Around the circle lie the various ‘shades’ of these two beliefs. Everyone has a place around the circle, maybe nearer to the self-seekers, maybe next to the equality lovers.

Strangely, it appears that both extremes can lead to dictatorships. This is demonstrated repeatedly in history all over the world; and dictatorships do not usually lend themselves to majority happiness.

As one meagre vote among an entire nation’s, it seems hopeless to expect to make a difference, but that one vote is the one and only little speck of decision we have as individuals so we must apply it, hopeless or not. Here where I live there will never be a change and yet I exercise my right to vote, placing my pencil cross each time against a no-hoper who best represents my views.

It is now all over bar the inquest, the result a dismal endorsement for the self-seekers. Some will be happy, many depressed. We brace ourselves for another five years and hope for better-next time.

World Cup Football-the Agony, the Ecstasy and the Indifference

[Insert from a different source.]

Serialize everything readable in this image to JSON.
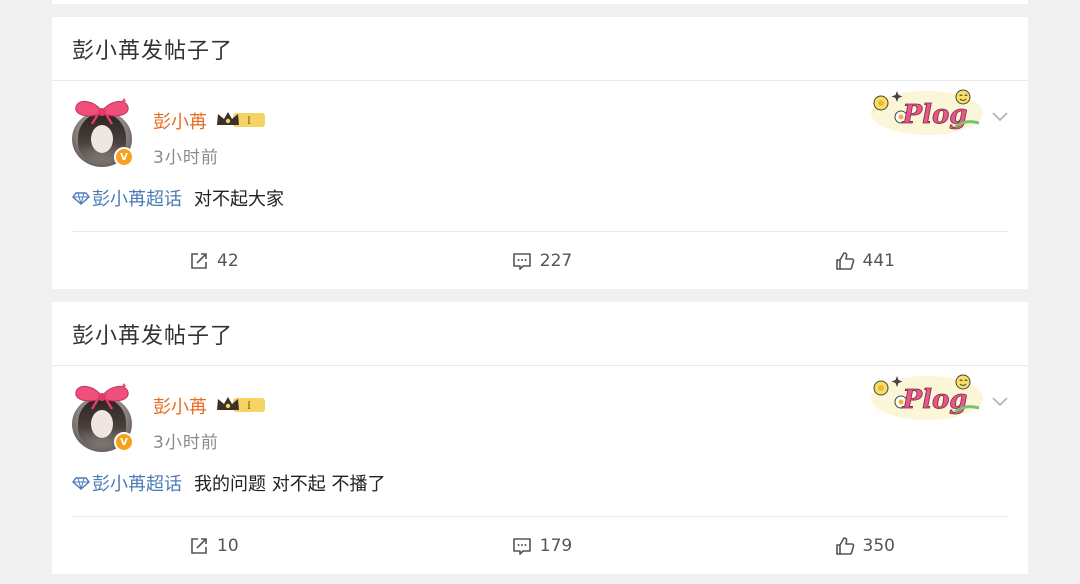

                There are people who are obsessed by sport. Some spend every moment either playing it or watching it. Then there are those who only want to watch, and many of these are in the champions’ league for slobbing on the couch with takeaway pizza, tubes of Pringles and cans of beer. Myself, I fall into a sort of twilight category, a section of society that flirts with both participating [in a very minor, non-competitive way] and keeping half an eye on international games whilst peeling the potatoes.

                At school I loathed team sports.  I was always frozen on the hockey pitch in winter [I was tiny] or frozen out on the netball court in summer [again, I was tiny]. I liked gymnastics, inside in the warmth of the cavernous gym, and was happy shinning up the ropes or somersaulting around a bar, although never brilliantly enough to catch anyone’s eye or warrant coaching.

                As a teenager I pretended a mild interest in supporting the local football team as a ruse to bump into a boy I’d earmarked for attention. Against all odds this strategy actually worked, which was exhilarating until I found I had to attend the local games on a regular, weekly basis in all kinds of weather clement or not.

                Later there came a period in my life when I and my children’s lives were dominated by football and cricket schedules to the point where outings, celebrations and holidays had to be planned around the fixtures-football in winter and cricket in summer.

                Nowadays I can get behind our national team to some extent, although not to knowing all the players’ names or who they are to play next. At the time of writing this has all become academic as England have just descended down the plughole with a resounding gurgle and the team members might well be packing their suitcases as I type were it not for one last, sad, compensatory game. Then the contest will rumble on without them.

                I suppose winning an international sporting contest does inject a ‘feelgood’ quality into the victorious nation, yet I am one of those who do not experience any strong emotions over my mother country or its sporting triumphs and cannot identify with those who weep openly when their team fails. Whether this is down to my lack of competitive spirit or nationalistic verve I don’t know.

                In my previous life as a proper working person [teacher], my team partner and I once organised a sports day based entirely on non-competitive activities and were roundly criticised for it; the doting parents preferring their little ones to be kicking one another’s shins than achieving their personal bests. The day was memorable in that one of the mums saw fit to grab me round the throat in frustration when I requested that her offspring wait her turn. It all goes to prove that you can’t win ‘em all…and England seem to win less than most…